Filter the entries below down to the lines that hold "subtitle".

- - -

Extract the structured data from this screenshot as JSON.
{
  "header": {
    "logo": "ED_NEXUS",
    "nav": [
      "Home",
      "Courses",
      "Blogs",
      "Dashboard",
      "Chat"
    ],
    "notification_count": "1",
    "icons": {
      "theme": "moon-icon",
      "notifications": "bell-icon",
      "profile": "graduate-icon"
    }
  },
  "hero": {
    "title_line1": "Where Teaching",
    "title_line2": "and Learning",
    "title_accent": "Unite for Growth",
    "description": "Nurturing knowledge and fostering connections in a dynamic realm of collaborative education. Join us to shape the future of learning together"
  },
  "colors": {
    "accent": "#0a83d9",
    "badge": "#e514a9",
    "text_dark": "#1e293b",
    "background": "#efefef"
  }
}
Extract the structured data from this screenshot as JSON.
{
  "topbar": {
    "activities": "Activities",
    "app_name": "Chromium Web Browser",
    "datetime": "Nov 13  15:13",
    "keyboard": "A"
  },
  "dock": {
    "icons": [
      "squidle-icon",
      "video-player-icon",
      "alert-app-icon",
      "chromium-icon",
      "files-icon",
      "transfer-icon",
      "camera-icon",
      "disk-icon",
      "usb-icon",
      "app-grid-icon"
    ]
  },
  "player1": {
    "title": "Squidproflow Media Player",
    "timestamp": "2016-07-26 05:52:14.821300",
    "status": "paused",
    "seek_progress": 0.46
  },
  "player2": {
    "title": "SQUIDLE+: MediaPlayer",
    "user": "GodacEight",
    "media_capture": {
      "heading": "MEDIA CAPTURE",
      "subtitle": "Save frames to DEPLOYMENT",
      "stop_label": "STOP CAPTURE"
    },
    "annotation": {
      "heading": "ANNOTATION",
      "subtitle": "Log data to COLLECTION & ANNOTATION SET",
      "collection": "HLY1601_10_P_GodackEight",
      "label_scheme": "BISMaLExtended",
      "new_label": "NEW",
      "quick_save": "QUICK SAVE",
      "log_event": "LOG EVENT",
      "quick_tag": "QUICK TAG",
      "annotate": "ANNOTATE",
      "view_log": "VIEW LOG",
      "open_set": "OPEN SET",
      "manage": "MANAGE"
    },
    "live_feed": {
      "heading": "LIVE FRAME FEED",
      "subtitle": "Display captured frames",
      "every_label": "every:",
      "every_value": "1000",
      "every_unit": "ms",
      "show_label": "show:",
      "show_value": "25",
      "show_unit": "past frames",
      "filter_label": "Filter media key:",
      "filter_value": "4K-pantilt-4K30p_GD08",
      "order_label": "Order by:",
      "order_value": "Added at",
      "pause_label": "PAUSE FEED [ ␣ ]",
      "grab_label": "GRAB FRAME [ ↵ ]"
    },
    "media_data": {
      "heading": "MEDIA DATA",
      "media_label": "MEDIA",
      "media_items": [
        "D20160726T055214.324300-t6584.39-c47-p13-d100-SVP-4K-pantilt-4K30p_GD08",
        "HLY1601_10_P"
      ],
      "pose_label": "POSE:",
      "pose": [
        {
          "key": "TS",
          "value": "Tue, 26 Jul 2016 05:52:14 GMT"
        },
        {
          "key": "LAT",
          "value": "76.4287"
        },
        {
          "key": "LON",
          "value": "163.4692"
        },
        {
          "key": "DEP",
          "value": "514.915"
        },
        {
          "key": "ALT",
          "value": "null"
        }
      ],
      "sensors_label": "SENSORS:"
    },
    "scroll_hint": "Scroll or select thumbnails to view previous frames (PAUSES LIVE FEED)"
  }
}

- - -

§ WRITTEN RESPONSE:
      "subtitle": "Save frames to DEPLOYMENT",
      "subtitle": "Log data to COLLECTION & ANNOTATION SET",
      "subtitle": "Display captured frames",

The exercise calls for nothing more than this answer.